Read more about how donors make a huge difference for our students, researchers and the wider community in the latest UC Foundation Annual Report.
There will be concrete cutting work outside Puaka-James Hight (near the bike stands on the south side of the building) starting on Thursday 1 February. This work is to connect underground services.
The work will take approximately two to three working days, and is expected to be noisy and generate some dust. Measures will be in place on site to help mitigate this.
Apologies for any inconvenience. Please contact the Project Manager, David Wong with any concerns – firstname.lastname@example.org
The road that runs from University Drive to Puaka-James Hight will be closed for the day on Thursday 25 January between the University Bookshop and Puaka-James Hight (see image below). This is due to excavation and trenching work being carried out.
There will be no entry to the accessible car parks outside the south-east end of Puaka-James Hight. Please use the accessible car parks outside the South Arts Lecture Theatre or Psychology building instead.
The University Bookshop car park will remain open.
Please follow traffic management in place and take care when near the work site.
Forestry Road will be closed between Arts Road and the Biology car park from 6am Saturday 16 December to 6pm Sunday 17 December. This closure is to allow for façade panels to be lifted into place on the eastern end of the Rehua building.
Access to the Clyde and Psychology car parks will be via Clyde and Arts roads.
Please follow traffic management signage and instructions, and take care when travelling in the area.
Grounds staff have advised that the sticky substance falling from the trees all around campus is honey dew. It is a sugar rich sticky liquid, secreted by aphids and some scale insects as they feed on a plant.
When the aphids’ mouth part penetrates the phloem, they automatically excrete the sugary liquid.
It is particularly bad this year because we have had a mild wet winter and there weren’t the significant frosts we usually endure in Canterbury.
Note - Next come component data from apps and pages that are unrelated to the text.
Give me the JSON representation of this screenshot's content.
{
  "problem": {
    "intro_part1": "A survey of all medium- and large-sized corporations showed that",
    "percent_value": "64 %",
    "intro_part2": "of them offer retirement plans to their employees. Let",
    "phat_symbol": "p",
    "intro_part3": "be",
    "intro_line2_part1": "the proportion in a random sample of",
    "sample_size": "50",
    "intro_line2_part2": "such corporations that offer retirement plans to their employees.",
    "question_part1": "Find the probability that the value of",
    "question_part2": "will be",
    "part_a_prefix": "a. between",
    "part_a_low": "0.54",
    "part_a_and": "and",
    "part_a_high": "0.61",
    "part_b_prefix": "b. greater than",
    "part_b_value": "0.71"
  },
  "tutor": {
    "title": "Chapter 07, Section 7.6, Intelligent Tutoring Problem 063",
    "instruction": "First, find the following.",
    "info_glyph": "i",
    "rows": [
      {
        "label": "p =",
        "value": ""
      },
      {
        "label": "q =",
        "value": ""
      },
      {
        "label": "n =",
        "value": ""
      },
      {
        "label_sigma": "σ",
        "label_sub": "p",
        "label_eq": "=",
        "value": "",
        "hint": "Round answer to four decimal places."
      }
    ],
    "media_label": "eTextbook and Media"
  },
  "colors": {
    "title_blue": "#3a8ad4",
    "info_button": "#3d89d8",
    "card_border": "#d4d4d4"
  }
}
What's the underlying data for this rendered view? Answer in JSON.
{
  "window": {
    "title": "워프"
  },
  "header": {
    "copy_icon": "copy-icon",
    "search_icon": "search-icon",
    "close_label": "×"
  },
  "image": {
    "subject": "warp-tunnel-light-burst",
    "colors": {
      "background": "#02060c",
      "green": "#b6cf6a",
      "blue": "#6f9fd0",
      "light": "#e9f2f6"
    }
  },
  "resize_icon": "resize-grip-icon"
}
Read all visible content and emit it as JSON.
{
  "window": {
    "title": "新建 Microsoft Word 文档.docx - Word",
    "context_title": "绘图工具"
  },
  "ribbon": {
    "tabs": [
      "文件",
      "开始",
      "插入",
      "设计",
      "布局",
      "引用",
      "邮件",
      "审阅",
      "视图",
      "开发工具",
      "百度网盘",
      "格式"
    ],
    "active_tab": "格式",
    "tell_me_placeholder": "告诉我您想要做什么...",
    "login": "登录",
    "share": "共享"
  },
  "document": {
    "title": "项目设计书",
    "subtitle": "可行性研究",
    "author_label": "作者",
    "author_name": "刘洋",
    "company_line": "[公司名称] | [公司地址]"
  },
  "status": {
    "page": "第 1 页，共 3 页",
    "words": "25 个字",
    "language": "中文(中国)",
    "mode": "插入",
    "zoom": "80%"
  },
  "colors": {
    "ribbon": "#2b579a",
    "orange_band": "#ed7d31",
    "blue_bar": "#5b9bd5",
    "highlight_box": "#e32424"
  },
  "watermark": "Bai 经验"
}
These frosts usually control the aphid population.
The substance should easily wash off your car, but we advise that you don’t lick the honey dew off the leaves!
Read more info here.